WORK INSTRUCTIONS -
Find the lines holding the string "integer" in the data, then copy all of them.

(Website and app data records)

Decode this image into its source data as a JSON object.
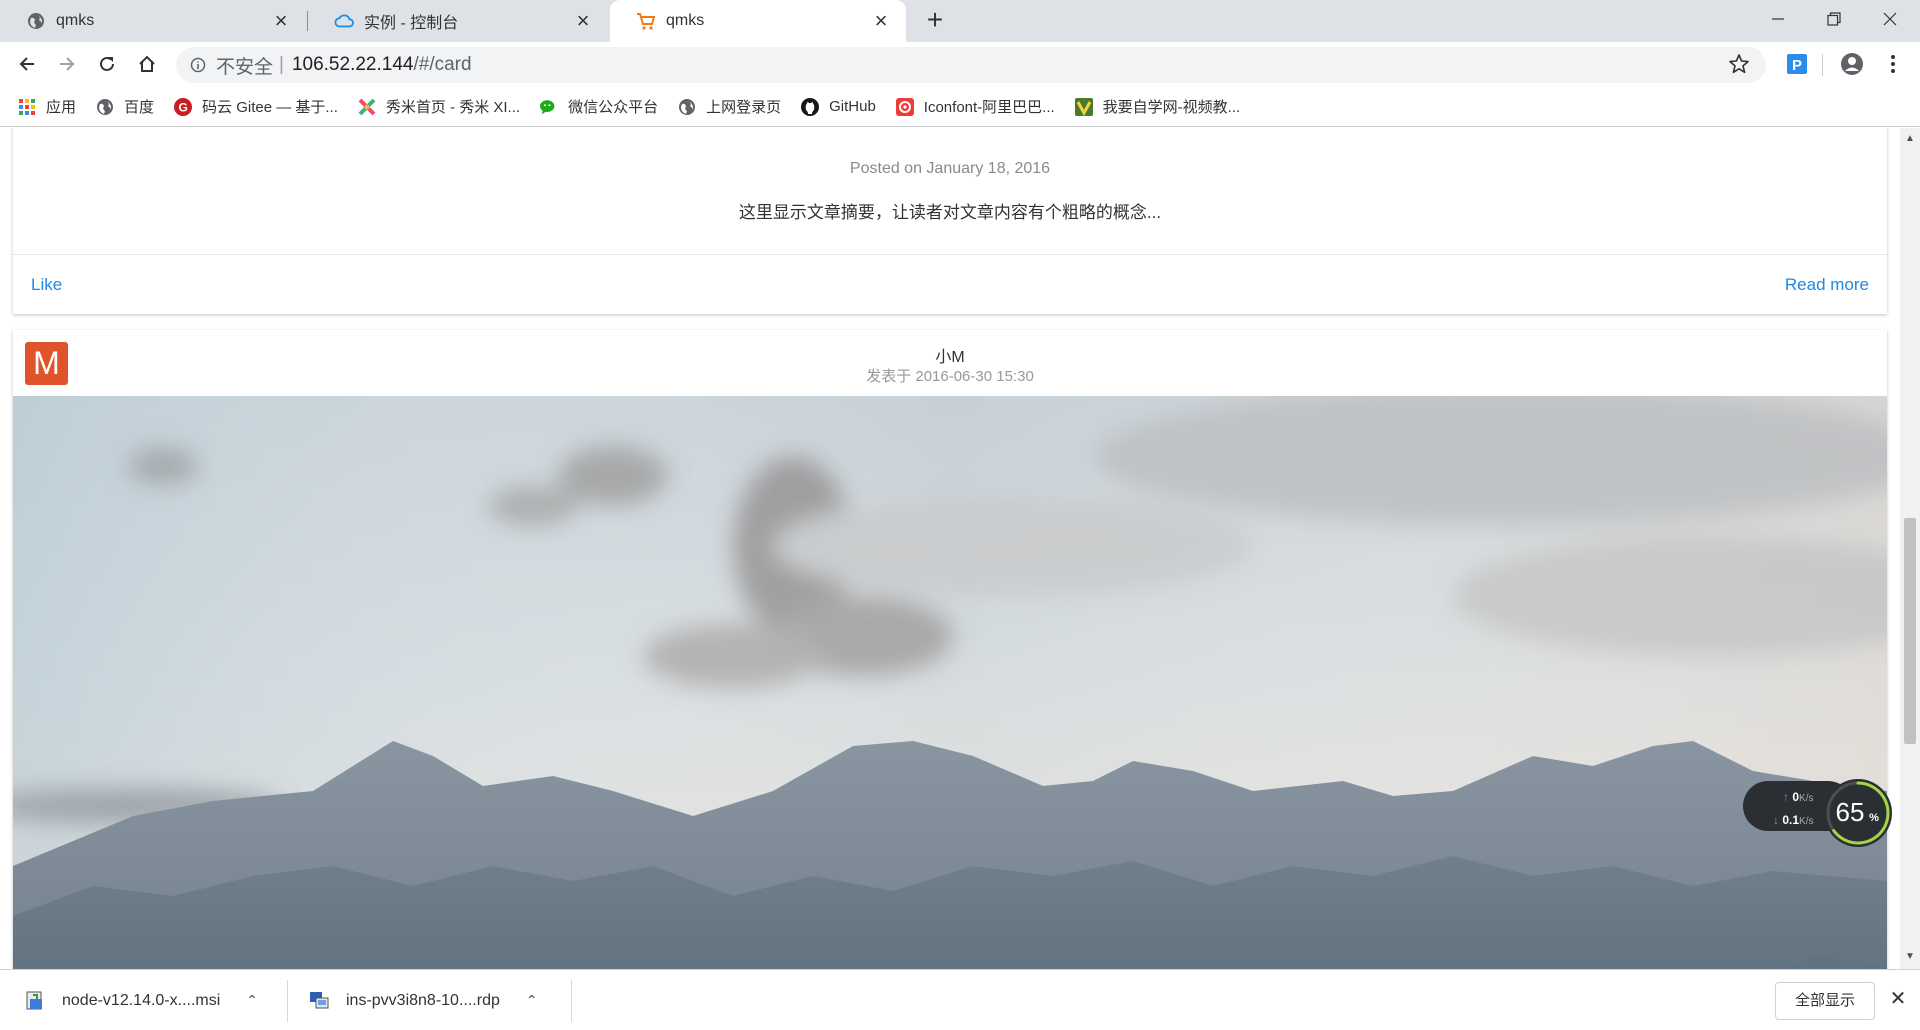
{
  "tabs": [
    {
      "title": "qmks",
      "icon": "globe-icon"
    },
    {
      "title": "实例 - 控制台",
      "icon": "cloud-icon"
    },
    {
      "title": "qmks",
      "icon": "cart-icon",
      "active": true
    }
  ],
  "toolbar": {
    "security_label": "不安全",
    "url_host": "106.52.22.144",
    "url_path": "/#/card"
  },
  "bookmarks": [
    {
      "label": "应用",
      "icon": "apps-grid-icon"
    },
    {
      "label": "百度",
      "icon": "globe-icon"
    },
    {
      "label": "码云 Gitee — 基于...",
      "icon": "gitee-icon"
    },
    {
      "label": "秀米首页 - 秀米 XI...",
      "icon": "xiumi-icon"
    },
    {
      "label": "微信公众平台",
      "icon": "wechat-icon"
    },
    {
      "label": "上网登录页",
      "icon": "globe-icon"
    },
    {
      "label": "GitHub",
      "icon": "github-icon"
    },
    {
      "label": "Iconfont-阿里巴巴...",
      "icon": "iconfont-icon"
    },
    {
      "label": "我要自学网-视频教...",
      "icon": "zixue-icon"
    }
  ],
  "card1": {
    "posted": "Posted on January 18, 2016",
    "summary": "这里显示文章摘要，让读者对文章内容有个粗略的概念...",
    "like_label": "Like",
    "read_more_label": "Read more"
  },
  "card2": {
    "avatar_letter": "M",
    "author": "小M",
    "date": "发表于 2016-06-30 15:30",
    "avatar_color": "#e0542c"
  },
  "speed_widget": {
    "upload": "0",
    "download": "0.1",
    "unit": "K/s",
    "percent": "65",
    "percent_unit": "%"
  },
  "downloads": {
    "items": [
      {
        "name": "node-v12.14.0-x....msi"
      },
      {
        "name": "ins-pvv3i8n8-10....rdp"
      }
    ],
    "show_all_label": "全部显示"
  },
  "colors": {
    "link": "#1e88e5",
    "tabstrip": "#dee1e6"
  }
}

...

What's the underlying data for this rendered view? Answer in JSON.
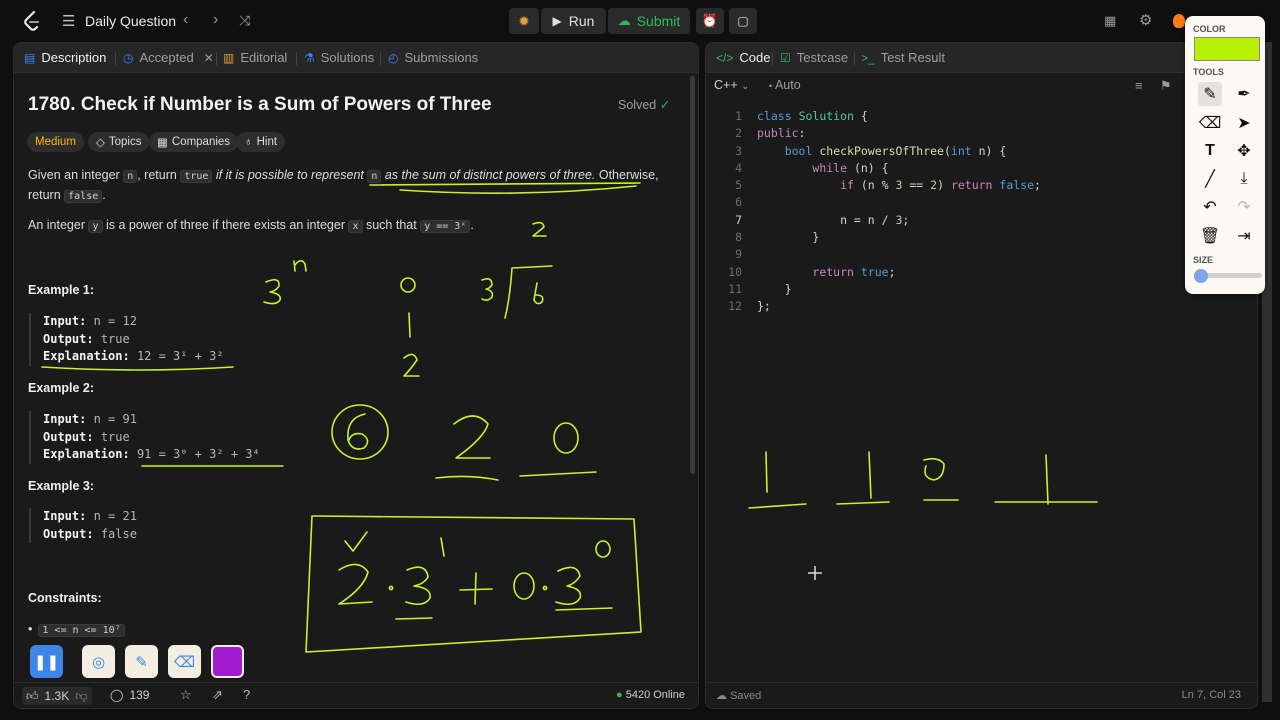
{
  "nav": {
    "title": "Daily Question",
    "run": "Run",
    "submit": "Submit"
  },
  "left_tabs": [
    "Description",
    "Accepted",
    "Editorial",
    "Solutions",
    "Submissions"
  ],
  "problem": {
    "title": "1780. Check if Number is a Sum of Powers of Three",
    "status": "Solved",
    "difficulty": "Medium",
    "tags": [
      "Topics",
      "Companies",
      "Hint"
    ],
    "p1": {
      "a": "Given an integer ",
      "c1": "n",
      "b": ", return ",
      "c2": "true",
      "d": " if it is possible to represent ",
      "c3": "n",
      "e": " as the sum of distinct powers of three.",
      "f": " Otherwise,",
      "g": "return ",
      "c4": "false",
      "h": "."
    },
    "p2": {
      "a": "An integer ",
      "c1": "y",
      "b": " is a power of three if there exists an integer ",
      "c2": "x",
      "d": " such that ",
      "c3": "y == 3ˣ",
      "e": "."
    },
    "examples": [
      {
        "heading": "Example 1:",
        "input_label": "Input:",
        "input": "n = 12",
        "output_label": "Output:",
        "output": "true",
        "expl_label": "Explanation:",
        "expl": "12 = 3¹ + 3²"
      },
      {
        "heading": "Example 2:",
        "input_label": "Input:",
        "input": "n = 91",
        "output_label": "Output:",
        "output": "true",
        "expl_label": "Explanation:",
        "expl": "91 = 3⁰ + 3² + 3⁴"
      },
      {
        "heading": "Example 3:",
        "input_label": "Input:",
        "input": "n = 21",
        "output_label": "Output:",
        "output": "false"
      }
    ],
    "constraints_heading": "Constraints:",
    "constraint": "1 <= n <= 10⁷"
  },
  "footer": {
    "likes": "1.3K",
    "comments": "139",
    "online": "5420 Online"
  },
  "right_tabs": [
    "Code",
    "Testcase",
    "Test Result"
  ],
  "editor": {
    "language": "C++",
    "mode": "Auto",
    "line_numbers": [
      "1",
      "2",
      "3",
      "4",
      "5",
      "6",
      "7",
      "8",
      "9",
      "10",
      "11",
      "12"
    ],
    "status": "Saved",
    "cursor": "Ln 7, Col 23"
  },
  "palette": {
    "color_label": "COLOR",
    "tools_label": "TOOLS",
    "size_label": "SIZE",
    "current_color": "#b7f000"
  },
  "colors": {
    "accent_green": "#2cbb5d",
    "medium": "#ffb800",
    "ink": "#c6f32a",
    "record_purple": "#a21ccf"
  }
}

RESULT FOR THIS TASK -
      "a": "Given an integer ",
      "a": "An integer ",
      "b": " is a power of three if there exists an integer ",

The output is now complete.